Can Protomold in Minneasota rotoshill my parts?
I don't know what rotoshilling is but manage to produce hardware anyway. A problem I see is that first-timers think they have to act like the big boys, and the big boys design complex assemblies and go to China. (I wouldn't unless you have the money to either make an expensive mistake, or to hire someone with experience.)
I've heard the fully-loaded cost of an employee is about 2x their salary, but I'm interested to know what the fully-loaded cost of a startup employee is. At the minimum, an employer would probably need to pay for health insurance, for example. Even if the benefits aren't very good, the cost is higher than someone's salary.
The article says the cost with overhead is 1.25x, but is that realistic?
- Health Insurances ($500/mo)?
- The other half of payroll taxes (~%8)
- Food benefits ($10/day in snacks, $15/meal served)
- Office rental & upkeep costs
- 401k program costs (yes, they charge employers for this)
- HR Costs
Long story short on all this, if you've never made hardware before and are going to make hardware, take the risk with other peoples money... if at all.
if your orders double from 20K units to 40K, your costs will roughly double, usually meaning that any profit made on the 20K is re-invested to make the 40K - usually plus additional capital.
So long as your production quantities double, you will not actually "have" any money (unless your FOB cost is north of four times sell price). Many companies cannot "realise" profit until orders stabilise.
Hope someone can do an explanation like this for a software startup too.
COGS for us is how much is sold through a distributor to an end user.
You won't always be able to hire whoever you want/need if you offer them equity. An inexperienced, younger person who's willing to work for equity might cause delays in delivering which will also cost money.
Consumer hardware is easy to purchase with a stolen credit card and fence on eBay.
On a serious note, it surprised me that the BOM listed the shipping materials as being about as expensive as an assembled and flashed PCB. It's interesting that a cardboard box (which feels pedestrian) costs about as much as a printed circuit board (which feels a little like magic).
I personally don't think this is a good case of Betteridge's by the way.
The subject at hand is a hardware kickstarter.
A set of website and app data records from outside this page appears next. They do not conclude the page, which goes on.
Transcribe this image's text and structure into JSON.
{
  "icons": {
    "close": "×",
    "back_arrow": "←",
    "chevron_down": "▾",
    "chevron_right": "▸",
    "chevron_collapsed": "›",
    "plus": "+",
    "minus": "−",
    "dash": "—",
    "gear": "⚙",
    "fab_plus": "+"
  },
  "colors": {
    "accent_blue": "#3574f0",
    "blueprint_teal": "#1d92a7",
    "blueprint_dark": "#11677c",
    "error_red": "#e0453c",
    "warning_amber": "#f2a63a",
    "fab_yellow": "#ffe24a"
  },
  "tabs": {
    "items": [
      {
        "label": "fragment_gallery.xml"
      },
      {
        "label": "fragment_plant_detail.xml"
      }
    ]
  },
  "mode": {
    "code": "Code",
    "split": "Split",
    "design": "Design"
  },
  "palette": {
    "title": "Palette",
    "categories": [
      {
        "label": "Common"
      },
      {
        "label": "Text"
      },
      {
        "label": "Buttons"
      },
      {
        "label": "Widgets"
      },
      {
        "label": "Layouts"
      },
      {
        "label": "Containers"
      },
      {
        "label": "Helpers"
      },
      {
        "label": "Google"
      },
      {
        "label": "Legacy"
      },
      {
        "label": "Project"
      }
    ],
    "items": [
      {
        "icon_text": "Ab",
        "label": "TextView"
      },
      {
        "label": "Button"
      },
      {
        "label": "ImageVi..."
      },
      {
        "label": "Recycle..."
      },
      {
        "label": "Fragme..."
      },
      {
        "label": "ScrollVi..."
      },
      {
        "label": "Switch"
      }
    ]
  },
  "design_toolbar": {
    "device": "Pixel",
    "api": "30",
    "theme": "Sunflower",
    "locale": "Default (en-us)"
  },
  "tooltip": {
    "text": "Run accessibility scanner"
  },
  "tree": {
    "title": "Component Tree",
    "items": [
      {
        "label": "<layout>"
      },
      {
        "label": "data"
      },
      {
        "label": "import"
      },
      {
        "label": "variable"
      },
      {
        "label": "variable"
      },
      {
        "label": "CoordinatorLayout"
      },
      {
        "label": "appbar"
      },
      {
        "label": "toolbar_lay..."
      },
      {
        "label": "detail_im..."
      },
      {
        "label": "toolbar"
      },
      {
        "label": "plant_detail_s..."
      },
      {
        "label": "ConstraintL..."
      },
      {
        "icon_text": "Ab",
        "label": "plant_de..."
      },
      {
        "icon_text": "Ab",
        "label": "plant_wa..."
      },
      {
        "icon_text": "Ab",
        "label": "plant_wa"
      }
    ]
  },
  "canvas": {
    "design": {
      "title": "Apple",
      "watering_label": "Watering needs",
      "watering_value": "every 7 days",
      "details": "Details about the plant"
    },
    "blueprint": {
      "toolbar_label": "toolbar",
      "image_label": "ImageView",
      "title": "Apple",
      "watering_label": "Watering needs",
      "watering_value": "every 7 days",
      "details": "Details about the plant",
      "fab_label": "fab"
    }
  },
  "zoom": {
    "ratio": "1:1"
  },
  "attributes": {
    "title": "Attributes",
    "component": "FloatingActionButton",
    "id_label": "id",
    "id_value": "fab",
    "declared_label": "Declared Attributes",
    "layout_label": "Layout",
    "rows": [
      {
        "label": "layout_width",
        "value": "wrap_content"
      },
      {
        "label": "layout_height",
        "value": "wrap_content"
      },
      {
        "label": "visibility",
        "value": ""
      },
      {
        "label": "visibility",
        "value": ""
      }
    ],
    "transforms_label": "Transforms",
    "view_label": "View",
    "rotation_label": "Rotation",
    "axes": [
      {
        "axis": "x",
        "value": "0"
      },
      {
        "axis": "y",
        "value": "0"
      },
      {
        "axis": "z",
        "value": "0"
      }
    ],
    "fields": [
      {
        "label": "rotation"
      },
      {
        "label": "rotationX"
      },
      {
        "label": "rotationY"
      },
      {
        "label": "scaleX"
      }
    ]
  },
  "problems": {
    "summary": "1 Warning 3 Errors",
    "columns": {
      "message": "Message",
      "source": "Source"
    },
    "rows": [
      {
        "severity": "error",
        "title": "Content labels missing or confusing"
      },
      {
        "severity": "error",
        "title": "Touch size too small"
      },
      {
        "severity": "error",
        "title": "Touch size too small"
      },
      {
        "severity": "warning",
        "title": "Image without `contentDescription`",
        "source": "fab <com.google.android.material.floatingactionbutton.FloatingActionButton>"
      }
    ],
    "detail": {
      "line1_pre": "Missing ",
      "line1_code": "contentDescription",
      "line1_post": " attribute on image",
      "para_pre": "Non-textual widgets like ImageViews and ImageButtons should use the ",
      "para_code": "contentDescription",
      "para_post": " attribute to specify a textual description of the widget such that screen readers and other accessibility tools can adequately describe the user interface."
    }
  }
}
That bridge has long been crossed and burned. If you had all the talent and resources at hand already, you'd probably have funding too.